* Given records

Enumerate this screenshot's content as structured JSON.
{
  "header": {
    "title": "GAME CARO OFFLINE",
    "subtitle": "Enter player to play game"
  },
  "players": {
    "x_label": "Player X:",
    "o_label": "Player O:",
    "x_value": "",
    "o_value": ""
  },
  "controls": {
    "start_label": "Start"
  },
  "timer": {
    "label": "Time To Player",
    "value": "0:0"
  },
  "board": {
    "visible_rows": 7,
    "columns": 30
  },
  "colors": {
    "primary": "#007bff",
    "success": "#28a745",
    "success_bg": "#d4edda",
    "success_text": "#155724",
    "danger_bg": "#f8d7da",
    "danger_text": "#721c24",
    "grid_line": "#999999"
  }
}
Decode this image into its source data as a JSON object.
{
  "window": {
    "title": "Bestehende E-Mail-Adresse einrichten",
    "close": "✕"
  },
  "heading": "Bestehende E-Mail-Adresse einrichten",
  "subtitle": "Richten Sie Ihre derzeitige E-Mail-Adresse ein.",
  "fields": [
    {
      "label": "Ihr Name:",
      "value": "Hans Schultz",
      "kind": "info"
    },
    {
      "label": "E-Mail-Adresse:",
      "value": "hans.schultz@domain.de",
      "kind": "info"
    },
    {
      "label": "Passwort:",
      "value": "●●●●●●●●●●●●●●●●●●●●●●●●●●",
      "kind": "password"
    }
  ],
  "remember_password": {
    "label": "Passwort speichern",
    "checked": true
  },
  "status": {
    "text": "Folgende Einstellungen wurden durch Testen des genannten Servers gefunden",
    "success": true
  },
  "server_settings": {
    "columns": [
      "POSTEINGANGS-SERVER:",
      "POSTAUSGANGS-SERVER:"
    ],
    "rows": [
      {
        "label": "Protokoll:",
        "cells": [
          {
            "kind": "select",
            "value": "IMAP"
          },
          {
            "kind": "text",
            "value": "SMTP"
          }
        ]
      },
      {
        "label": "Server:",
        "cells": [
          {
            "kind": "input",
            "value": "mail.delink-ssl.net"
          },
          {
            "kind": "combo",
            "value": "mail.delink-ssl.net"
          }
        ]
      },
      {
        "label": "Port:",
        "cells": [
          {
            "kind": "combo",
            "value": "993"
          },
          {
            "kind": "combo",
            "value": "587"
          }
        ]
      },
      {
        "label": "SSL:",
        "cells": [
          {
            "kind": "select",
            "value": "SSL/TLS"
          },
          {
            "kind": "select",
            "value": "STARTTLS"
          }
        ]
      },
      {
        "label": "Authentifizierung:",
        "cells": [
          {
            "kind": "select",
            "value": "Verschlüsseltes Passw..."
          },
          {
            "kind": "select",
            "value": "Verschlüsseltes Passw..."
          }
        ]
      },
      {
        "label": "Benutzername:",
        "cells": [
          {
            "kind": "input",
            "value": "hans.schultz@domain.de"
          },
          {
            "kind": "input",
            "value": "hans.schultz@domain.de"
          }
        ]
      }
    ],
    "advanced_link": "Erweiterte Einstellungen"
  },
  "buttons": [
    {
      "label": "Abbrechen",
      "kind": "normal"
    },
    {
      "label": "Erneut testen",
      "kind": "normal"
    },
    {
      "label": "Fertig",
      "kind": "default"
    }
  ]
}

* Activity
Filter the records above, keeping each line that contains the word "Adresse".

* Exercise solution
    "title": "Bestehende E-Mail-Adresse einrichten",
  "heading": "Bestehende E-Mail-Adresse einrichten",
  "subtitle": "Richten Sie Ihre derzeitige E-Mail-Adresse ein.",
      "label": "E-Mail-Adresse:",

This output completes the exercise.